§ Data provided:

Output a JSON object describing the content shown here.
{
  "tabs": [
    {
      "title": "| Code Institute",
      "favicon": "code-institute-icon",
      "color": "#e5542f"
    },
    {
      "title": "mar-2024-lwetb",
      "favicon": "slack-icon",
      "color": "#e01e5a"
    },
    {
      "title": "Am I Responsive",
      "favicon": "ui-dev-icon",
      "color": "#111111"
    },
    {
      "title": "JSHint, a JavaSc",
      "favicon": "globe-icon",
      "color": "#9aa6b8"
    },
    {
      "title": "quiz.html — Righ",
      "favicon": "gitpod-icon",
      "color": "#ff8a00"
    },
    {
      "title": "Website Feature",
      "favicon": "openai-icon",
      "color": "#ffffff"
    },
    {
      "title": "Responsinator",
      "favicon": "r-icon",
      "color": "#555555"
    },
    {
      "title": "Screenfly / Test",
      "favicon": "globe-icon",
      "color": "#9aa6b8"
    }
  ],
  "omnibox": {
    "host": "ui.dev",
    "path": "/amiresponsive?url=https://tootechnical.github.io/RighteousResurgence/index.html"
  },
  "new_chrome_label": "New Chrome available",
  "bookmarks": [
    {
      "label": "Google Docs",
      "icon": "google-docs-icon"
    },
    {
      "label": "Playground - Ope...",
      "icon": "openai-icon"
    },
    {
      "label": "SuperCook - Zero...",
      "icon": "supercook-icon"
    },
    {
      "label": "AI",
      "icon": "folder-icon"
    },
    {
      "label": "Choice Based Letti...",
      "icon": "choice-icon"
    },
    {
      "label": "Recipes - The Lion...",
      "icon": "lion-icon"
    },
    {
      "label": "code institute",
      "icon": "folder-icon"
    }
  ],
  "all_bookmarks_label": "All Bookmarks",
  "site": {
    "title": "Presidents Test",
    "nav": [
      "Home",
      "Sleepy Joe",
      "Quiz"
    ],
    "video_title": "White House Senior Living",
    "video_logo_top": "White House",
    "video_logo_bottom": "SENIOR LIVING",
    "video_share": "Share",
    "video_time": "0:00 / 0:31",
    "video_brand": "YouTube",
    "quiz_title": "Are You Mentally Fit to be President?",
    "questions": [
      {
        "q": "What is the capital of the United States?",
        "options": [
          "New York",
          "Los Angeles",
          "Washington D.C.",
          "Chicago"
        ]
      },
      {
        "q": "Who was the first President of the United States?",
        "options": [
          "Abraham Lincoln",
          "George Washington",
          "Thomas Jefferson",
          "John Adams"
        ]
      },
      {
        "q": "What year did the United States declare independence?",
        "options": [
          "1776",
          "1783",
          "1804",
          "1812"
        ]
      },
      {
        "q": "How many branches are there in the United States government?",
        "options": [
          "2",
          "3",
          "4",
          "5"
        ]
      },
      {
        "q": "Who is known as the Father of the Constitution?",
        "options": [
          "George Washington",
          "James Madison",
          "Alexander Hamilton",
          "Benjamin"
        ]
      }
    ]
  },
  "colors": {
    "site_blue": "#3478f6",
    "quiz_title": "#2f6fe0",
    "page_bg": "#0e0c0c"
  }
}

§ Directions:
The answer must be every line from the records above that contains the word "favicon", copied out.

§ Your solution:
      "favicon": "code-institute-icon",
      "favicon": "slack-icon",
      "favicon": "ui-dev-icon",
      "favicon": "globe-icon",
      "favicon": "gitpod-icon",
      "favicon": "openai-icon",
      "favicon": "r-icon",
      "favicon": "globe-icon",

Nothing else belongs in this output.